> [SUPPLIED DATA]:
▬▬▬▬▬▬▬▬▬▬

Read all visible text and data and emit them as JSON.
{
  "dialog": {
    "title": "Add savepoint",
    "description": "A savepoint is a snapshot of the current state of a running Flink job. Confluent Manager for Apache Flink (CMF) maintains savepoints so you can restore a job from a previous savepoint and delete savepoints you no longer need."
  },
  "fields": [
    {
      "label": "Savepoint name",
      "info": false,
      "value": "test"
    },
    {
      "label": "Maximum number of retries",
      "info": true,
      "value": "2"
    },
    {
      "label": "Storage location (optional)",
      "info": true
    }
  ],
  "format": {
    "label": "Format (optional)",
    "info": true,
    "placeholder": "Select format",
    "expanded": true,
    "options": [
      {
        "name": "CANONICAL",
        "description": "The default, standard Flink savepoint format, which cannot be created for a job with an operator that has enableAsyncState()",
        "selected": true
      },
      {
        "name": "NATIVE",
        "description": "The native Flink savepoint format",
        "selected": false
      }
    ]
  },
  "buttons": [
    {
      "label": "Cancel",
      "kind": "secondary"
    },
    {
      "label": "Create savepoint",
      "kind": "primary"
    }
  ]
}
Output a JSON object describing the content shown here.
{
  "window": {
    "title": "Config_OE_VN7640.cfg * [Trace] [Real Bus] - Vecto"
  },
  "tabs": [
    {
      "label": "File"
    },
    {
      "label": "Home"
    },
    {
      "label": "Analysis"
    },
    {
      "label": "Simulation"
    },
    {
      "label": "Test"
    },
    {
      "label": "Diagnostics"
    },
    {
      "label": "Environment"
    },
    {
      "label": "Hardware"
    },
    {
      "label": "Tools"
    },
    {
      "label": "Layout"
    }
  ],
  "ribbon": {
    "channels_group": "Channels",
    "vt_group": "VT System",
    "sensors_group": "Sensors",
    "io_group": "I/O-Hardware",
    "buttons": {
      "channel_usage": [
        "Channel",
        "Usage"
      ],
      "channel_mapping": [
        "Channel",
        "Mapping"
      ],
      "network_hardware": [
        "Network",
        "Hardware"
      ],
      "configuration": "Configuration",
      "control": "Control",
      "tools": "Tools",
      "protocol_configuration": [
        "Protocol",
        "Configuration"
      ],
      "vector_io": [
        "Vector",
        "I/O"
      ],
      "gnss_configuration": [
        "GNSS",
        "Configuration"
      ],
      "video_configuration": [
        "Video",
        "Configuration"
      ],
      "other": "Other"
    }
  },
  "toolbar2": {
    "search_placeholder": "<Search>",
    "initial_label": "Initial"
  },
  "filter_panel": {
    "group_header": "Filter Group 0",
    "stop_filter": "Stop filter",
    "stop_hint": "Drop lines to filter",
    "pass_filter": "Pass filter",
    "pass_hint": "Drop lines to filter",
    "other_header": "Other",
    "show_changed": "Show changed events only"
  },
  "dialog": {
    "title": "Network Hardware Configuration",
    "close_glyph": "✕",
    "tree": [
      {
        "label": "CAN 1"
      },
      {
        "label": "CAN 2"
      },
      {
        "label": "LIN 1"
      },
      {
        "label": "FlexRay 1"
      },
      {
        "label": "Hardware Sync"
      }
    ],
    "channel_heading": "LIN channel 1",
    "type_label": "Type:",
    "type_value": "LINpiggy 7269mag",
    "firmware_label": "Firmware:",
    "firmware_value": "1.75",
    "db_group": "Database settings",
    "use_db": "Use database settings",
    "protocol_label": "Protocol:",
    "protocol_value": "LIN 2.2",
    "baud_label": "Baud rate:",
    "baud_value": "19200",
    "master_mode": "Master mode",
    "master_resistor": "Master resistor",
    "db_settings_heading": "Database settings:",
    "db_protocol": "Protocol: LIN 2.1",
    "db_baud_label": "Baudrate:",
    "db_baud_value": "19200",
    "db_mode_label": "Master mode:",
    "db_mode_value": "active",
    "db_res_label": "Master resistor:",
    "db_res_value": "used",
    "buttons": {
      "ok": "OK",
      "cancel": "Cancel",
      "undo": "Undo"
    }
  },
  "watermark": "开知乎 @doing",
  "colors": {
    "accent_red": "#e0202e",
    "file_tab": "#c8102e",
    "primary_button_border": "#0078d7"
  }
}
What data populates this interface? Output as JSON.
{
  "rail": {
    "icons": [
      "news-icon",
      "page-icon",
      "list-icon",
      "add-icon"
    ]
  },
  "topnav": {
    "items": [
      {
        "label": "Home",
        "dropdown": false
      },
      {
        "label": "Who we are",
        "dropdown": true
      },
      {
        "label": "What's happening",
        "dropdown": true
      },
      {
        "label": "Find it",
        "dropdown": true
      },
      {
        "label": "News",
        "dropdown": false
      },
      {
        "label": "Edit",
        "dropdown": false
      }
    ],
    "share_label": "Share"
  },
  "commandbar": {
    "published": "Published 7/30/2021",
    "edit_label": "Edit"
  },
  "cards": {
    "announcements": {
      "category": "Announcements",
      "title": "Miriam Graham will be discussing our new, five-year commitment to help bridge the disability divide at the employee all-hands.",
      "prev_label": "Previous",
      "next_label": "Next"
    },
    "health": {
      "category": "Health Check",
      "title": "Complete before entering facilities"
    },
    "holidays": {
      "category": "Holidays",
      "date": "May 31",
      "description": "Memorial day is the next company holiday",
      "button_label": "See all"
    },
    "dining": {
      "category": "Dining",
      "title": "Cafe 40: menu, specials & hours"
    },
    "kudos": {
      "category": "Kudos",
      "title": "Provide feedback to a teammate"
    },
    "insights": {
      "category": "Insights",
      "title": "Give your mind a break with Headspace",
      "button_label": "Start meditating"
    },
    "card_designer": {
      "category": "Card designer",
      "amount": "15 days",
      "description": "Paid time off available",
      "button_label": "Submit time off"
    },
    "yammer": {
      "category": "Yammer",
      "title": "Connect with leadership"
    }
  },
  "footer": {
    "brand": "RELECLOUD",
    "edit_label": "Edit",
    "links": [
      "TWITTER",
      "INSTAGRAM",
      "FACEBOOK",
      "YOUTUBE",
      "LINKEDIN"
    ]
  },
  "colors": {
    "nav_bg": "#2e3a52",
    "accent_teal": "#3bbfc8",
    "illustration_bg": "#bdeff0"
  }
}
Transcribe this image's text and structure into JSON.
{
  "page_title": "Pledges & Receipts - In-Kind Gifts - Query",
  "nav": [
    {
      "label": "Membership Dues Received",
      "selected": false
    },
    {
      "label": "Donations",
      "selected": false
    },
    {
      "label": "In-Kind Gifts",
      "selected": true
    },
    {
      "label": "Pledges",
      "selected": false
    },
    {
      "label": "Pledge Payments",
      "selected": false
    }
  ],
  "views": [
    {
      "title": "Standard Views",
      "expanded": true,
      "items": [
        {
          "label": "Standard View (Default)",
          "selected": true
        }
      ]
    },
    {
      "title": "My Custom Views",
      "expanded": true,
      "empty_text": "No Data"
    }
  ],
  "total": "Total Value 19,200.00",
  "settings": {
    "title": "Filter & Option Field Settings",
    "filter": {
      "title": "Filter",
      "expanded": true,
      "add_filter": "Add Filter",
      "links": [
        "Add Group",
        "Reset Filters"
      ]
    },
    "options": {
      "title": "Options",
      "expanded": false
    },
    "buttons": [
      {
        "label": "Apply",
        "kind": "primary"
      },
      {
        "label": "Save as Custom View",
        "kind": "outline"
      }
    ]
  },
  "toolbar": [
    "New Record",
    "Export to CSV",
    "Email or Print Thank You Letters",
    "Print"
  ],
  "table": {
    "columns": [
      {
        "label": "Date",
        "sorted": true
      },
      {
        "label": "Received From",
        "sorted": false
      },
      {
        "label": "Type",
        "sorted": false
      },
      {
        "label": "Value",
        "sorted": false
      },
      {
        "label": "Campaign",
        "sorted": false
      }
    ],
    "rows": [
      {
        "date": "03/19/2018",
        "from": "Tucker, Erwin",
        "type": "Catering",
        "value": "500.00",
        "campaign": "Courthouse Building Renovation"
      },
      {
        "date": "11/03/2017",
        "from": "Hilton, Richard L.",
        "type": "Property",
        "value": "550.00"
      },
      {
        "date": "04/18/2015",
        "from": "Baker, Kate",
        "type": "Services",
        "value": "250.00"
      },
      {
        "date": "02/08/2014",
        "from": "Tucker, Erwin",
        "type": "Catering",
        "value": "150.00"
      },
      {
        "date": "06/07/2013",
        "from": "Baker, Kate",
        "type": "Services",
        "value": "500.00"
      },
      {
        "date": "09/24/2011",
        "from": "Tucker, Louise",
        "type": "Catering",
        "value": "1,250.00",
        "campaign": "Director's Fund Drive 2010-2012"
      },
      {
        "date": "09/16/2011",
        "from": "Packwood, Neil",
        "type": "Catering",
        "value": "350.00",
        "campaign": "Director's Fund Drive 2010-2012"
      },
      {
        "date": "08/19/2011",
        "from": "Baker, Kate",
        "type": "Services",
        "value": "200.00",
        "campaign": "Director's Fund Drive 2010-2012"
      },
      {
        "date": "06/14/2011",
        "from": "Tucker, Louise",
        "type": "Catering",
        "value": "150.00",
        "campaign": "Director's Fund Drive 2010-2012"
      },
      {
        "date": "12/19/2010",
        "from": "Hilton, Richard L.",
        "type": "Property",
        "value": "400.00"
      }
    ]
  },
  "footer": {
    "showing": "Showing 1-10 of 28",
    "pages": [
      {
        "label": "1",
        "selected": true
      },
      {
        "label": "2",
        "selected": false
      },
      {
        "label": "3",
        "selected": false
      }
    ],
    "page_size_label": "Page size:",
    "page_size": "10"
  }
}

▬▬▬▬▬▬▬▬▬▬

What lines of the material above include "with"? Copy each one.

> [OUTPUT FOR THIS TASK]:
        "description": "The default, standard Flink savepoint format, which cannot be created for a job with an operator that has enableAsyncState()",
      "title": "Give your mind a break with Headspace",
      "title": "Connect with leadership"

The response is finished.